This page contains a Flash digital edition of a book.
ROTORCRAFT ACCIDENT WATCH


DCA12MA020 - PRELIMINARY INJURIES: 5 FATAL.


On December 7, 2011 at 1630 Pacific Standard Time, a Eurocopter AS350­B2, registration N37SH, operated by a tour operator, crashed in mountainous terrain approximately 14 miles east of Las Vegas, Nevada. The 14 CFR Part 135 flight was a tourist sightseeing flight, which departed from Las Vegas McCarren International Airport (LAS), Las Vegas, NV, intending to fly to the Hoover Dam area and return to LAS, operating under visual flight rules. The helicopter impacted in a narrow ravine in mountainous terrain between the city of Henderson and Lake Mead. The pilot and four passengers were fatal­ ly injured, and the helicopter was sub­ stantially damaged by impact forces and post­crash fire. Weather was reported as clear with good visibility and dusk light conditions.


Radar data obtained from the FAA show that the helicopter departed LAS and followed a normal route of flight easterly out of the LAS airport traffic area, then turned to the southeast toward Hoover Dam. Tour routings are standardized for all the area tour opera­ tors. The helicopter was level at 3,500 feet mean sea level (MSL) at approxi­ mately 120 knots. About one minute prior to the accident, the radar indicated the helicopter climbed to 4,100 feet MSL and turned about 90 degrees to the left. The left turn and climb are not part of the nor­ mal route. Radar then indicated the heli­ copter descended to 3,300 feet MSL and tracked a northeasterly course for about 20 seconds, until entering a left turn then a descent. The last radar target received was about 1/8 miles from the accident site.


WPR12CA056 – FACTUAL INJURIES: NONE


The certified flight instructor (CFI) and a student pilot, who held a foreign­issued fixed­wing certificate, were on a local training flight. The purpose, in part, was


to practice autorotations. The CFI demon­ strated the first autorotation. The CFI entered the autorotation after saying "…entering autorotation in 3­2­1" and lowered the collective while simultane­ ously adding right pedal for trim. Once the collective was all the way down, she closed the throttle.

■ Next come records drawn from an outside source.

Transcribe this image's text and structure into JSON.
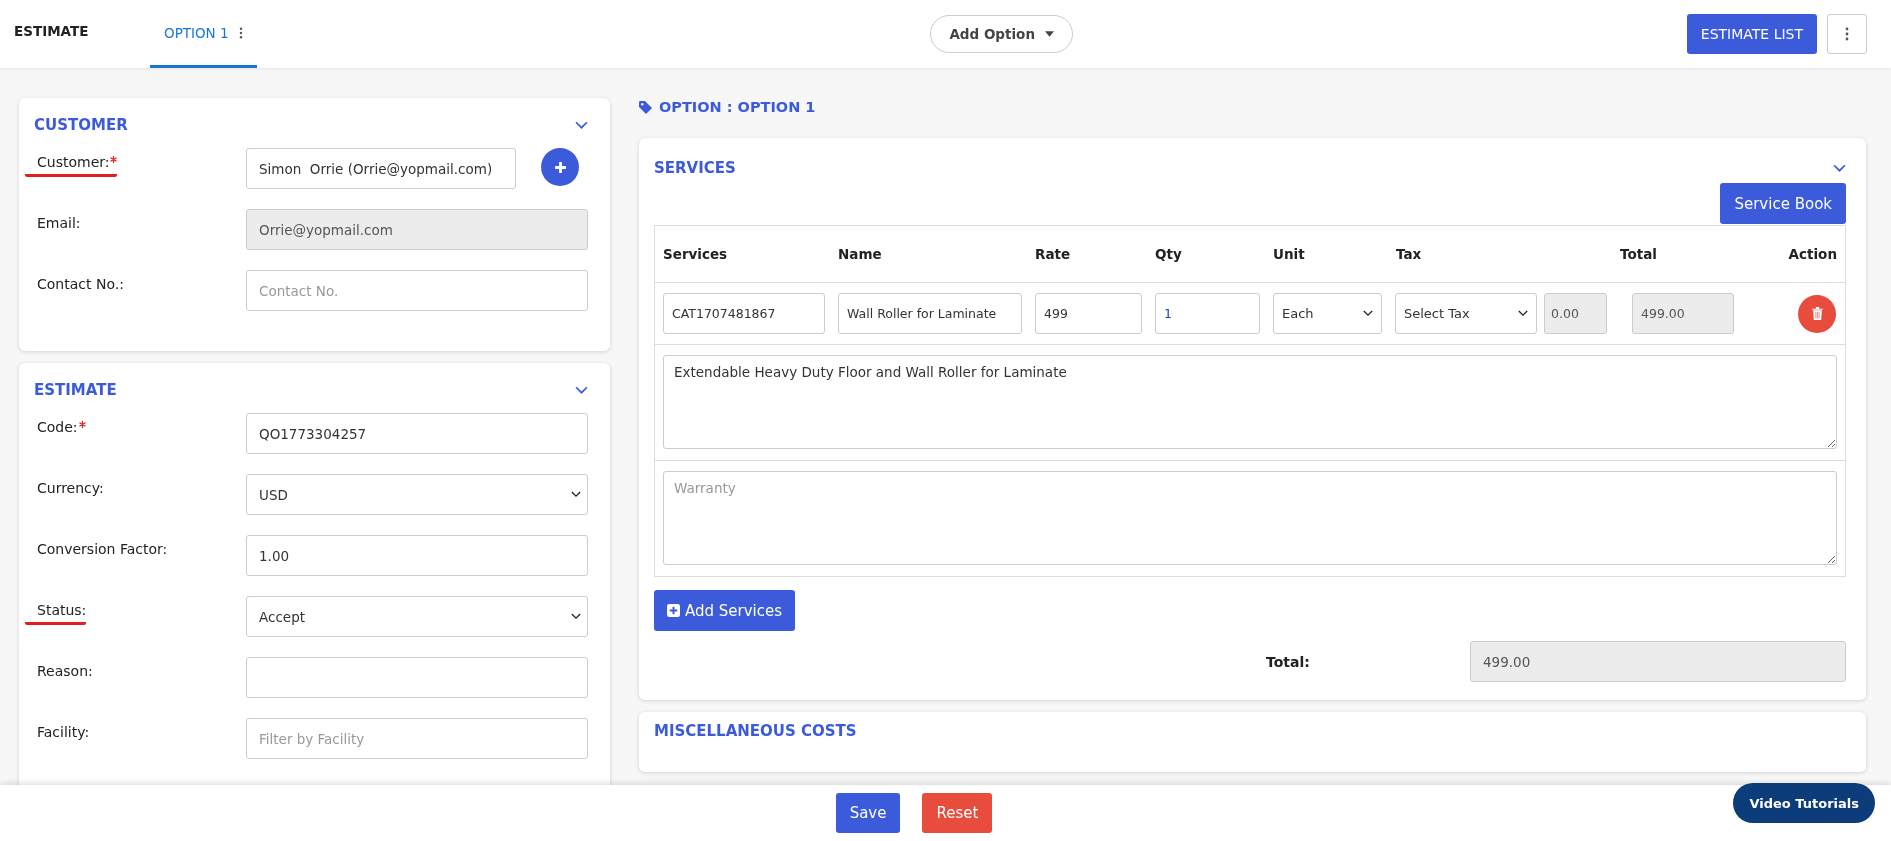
{
  "header": {
    "title": "ESTIMATE",
    "tabs": [
      {
        "label": "OPTION 1",
        "selected": true
      }
    ],
    "add_option": "Add Option",
    "estimate_list": "ESTIMATE LIST"
  },
  "customer_panel": {
    "title": "CUSTOMER",
    "fields": [
      {
        "label": "Customer:",
        "required": true,
        "underlined": true,
        "kind": "text",
        "value": "Simon  Orrie (Orrie@yopmail.com)",
        "add_button": true
      },
      {
        "label": "Email:",
        "required": false,
        "underlined": false,
        "kind": "text",
        "value": "Orrie@yopmail.com",
        "disabled": true
      },
      {
        "label": "Contact No.:",
        "required": false,
        "underlined": false,
        "kind": "text",
        "placeholder": "Contact No."
      }
    ]
  },
  "estimate_panel": {
    "title": "ESTIMATE",
    "fields": [
      {
        "label": "Code:",
        "required": true,
        "underlined": false,
        "kind": "text",
        "value": "QO1773304257"
      },
      {
        "label": "Currency:",
        "required": false,
        "underlined": false,
        "kind": "select",
        "value": "USD"
      },
      {
        "label": "Conversion Factor:",
        "required": false,
        "underlined": false,
        "kind": "text",
        "value": "1.00"
      },
      {
        "label": "Status:",
        "required": false,
        "underlined": true,
        "kind": "select",
        "value": "Accept"
      },
      {
        "label": "Reason:",
        "required": false,
        "underlined": false,
        "kind": "text"
      },
      {
        "label": "Facility:",
        "required": false,
        "underlined": false,
        "kind": "text",
        "placeholder": "Filter by Facility"
      }
    ]
  },
  "option_title": "OPTION : OPTION 1",
  "services_panel": {
    "title": "SERVICES",
    "service_book": "Service Book",
    "columns": [
      "Services",
      "Name",
      "Rate",
      "Qty",
      "Unit",
      "Tax",
      "Total",
      "Action"
    ],
    "rows": [
      {
        "service": "CAT1707481867",
        "name": "Wall Roller for Laminate",
        "rate": "499",
        "qty": "1",
        "unit": "Each",
        "tax": "Select Tax",
        "tax_amount": "0.00",
        "total": "499.00",
        "description": "Extendable Heavy Duty Floor and Wall Roller for Laminate",
        "warranty_placeholder": "Warranty"
      }
    ],
    "add_services": "Add Services",
    "total_label": "Total:",
    "total_value": "499.00"
  },
  "misc_panel": {
    "title": "MISCELLANEOUS COSTS"
  },
  "footer": {
    "buttons": [
      {
        "label": "Save",
        "kind": "primary"
      },
      {
        "label": "Reset",
        "kind": "danger"
      }
    ],
    "video_tutorials": "Video Tutorials"
  }
}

The CFI began to recover at an altitude of approximately 1,000 feet by cracking open the throttle and letting the governor take over after 80 percent revolutions per minute (RPM). Prior to letting the student take the con­ trols, she reviewed the recovery proce­ dure again. The CFI remained on the con­ trols while the student did the control applications. One autorotation was per­ formed successfully. The student entered his second autorotation and at 1,000 feet above ground level, the CFI requested that the student perform a recovery. The student rolled on the throttle and the CFI felt a yaw to the right. The CFI countered with left pedal and stated "I have the con­ trols" and the student relinquished all controls. The CFI noted that the engine and rotor RPMs were excessively high so she decreased the throttle to lower the engine RPMs. She began to raise the col­ lective to lower the rotor RPM, but nei­ ther of the RPM needles decreased. The helicopter was maintaining a level atti­ tude but got closer to the ground. As they neared the ground, she looked for a place to land. During the landing, the low rotor RPM horn sounded and the helicopter touched down on the ground. They exit­ ed the helicopter and saw that the tail boom had separated. The CFI reported no preimpact mechanical malfunctions or failures with the helicopter that would have precluded normal operation.


ERA12WA113 - FOREIGN INJURIES: 1 FATAL.


On December 9, 2011 at 1630 universal coordinated time, a Robinson R44, Brazilian registration PR­KLA, operated as a personal flight, impacted terrain in the vicinity of Fazenda Coqueiros, Sao Bento do Sul, Santa Catarina, Brazil. The com­


Page 1  |  Page 2  |  Page 3  |  Page 4  |  Page 5  |  Page 6  |  Page 7  |  Page 8  |  Page 9  |  Page 10  |  Page 11  |  Page 12  |  Page 13  |  Page 14  |  Page 15  |  Page 16  |  Page 17  |  Page 18  |  Page 19  |  Page 20  |  Page 21  |  Page 22  |  Page 23  |  Page 24  |  Page 25  |  Page 26  |  Page 27  |  Page 28  |  Page 29  |  Page 30  |  Page 31  |  Page 32  |  Page 33  |  Page 34  |  Page 35  |  Page 36  |  Page 37  |  Page 38  |  Page 39  |  Page 40  |  Page 41  |  Page 42  |  Page 43  |  Page 44  |  Page 45  |  Page 46  |  Page 47  |  Page 48  |  Page 49  |  Page 50  |  Page 51  |  Page 52  |  Page 53  |  Page 54  |  Page 55  |  Page 56  |  Page 57  |  Page 58  |  Page 59  |  Page 60